# [What you should do]
If a line below contains "BarDriver", count it; then state how many such lines there are, and nothing else.

Records provided section start

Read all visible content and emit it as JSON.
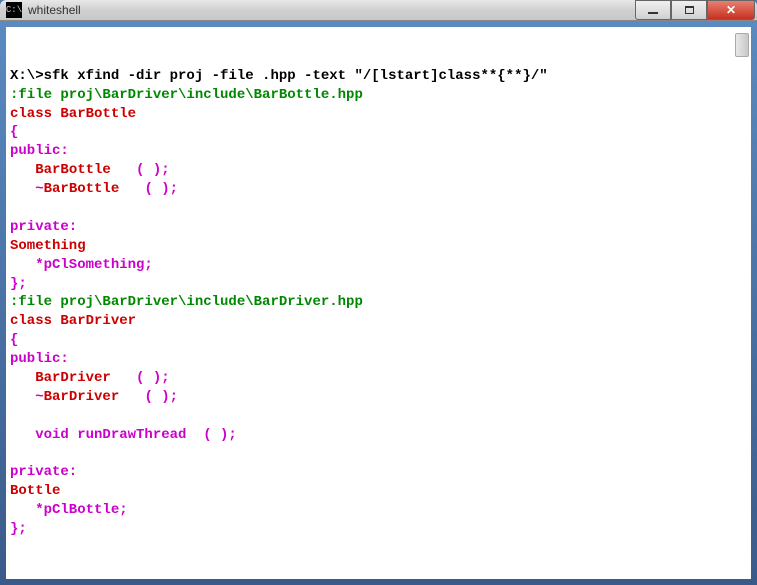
{
  "window": {
    "title": "whiteshell",
    "icon_label": "C:\\"
  },
  "prompt": {
    "prefix": "X:\\>",
    "command": "sfk xfind -dir proj -file .hpp -text \"/[lstart]class**{**}/\""
  },
  "results": [
    {
      "header": ":file proj\\BarDriver\\include\\BarBottle.hpp",
      "lines": [
        {
          "type": "red",
          "text": "class BarBottle"
        },
        {
          "type": "magenta",
          "text": "{"
        },
        {
          "type": "magenta",
          "text": "public:"
        },
        {
          "type": "mixed",
          "pre": "   ",
          "red": "BarBottle",
          "post": "   ( );"
        },
        {
          "type": "mixed",
          "pre": "   ~",
          "red": "BarBottle",
          "post": "   ( );"
        },
        {
          "type": "blank",
          "text": ""
        },
        {
          "type": "magenta",
          "text": "private:"
        },
        {
          "type": "red",
          "text": "Something"
        },
        {
          "type": "magenta",
          "text": "   *pClSomething;"
        },
        {
          "type": "magenta",
          "text": "};"
        }
      ]
    },
    {
      "header": ":file proj\\BarDriver\\include\\BarDriver.hpp",
      "lines": [
        {
          "type": "red",
          "text": "class BarDriver"
        },
        {
          "type": "magenta",
          "text": "{"
        },
        {
          "type": "magenta",
          "text": "public:"
        },
        {
          "type": "mixed",
          "pre": "   ",
          "red": "BarDriver",
          "post": "   ( );"
        },
        {
          "type": "mixed",
          "pre": "   ~",
          "red": "BarDriver",
          "post": "   ( );"
        },
        {
          "type": "blank",
          "text": ""
        },
        {
          "type": "magenta",
          "text": "   void runDrawThread  ( );"
        },
        {
          "type": "blank",
          "text": ""
        },
        {
          "type": "magenta",
          "text": "private:"
        },
        {
          "type": "red",
          "text": "Bottle"
        },
        {
          "type": "magenta",
          "text": "   *pClBottle;"
        },
        {
          "type": "magenta",
          "text": "};"
        }
      ]
    }
  ]
}
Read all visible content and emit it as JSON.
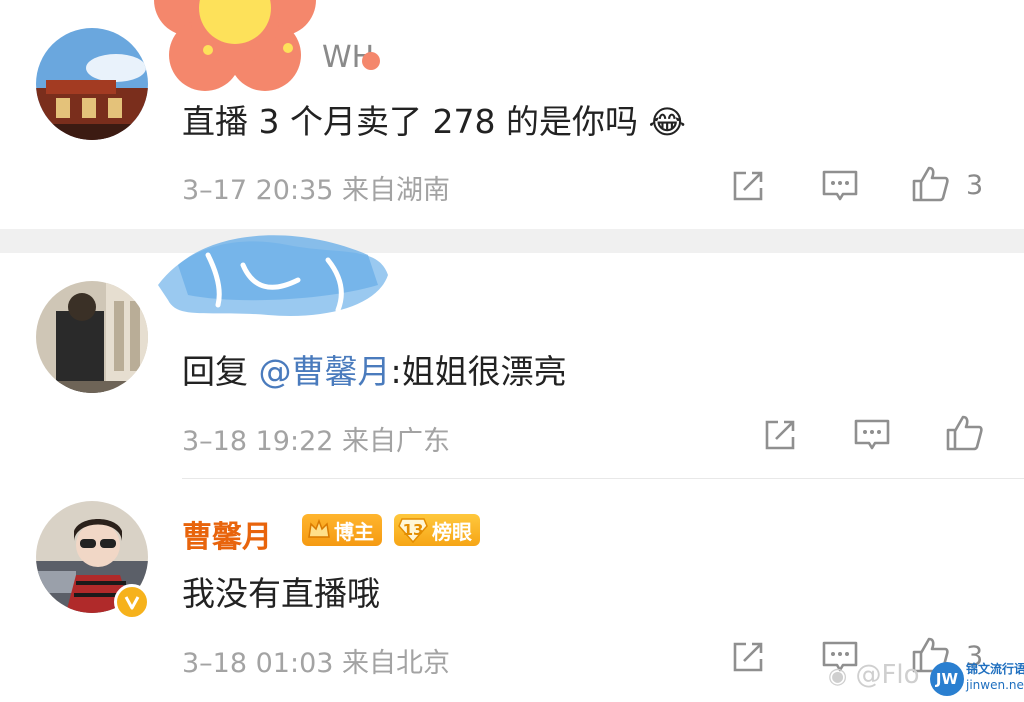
{
  "comments": [
    {
      "username": "WH",
      "text": "直播 3 个月卖了 278 的是你吗",
      "emoji": "😂",
      "meta": "3–17 20:35  来自湖南",
      "likes": "3"
    },
    {
      "text_prefix": "回复 ",
      "mention": "@曹馨月",
      "text_suffix": ":姐姐很漂亮",
      "meta": "3–18 19:22  来自广东",
      "likes": ""
    },
    {
      "username": "曹馨月",
      "badge_blogger": "博主",
      "badge_rank_num": "13",
      "badge_rank": "榜眼",
      "text": "我没有直播哦",
      "meta": "3–18 01:03  来自北京",
      "likes": "3"
    }
  ],
  "watermark": {
    "handle": "@Flo",
    "site_name": "锦文流行语",
    "site_url": "jinwen.net"
  },
  "colors": {
    "username_orange": "#e8640c",
    "mention_blue": "#4a7bbd",
    "meta_gray": "#a3a3a3",
    "icon_gray": "#8f8f8f",
    "badge_orange": "#f7a21b",
    "separator": "#f0f0f0"
  },
  "icons": [
    "share-icon",
    "comment-icon",
    "like-icon",
    "verified-icon",
    "crown-icon",
    "rank-diamond-icon"
  ]
}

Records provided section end

# [Solution for this exercise]
5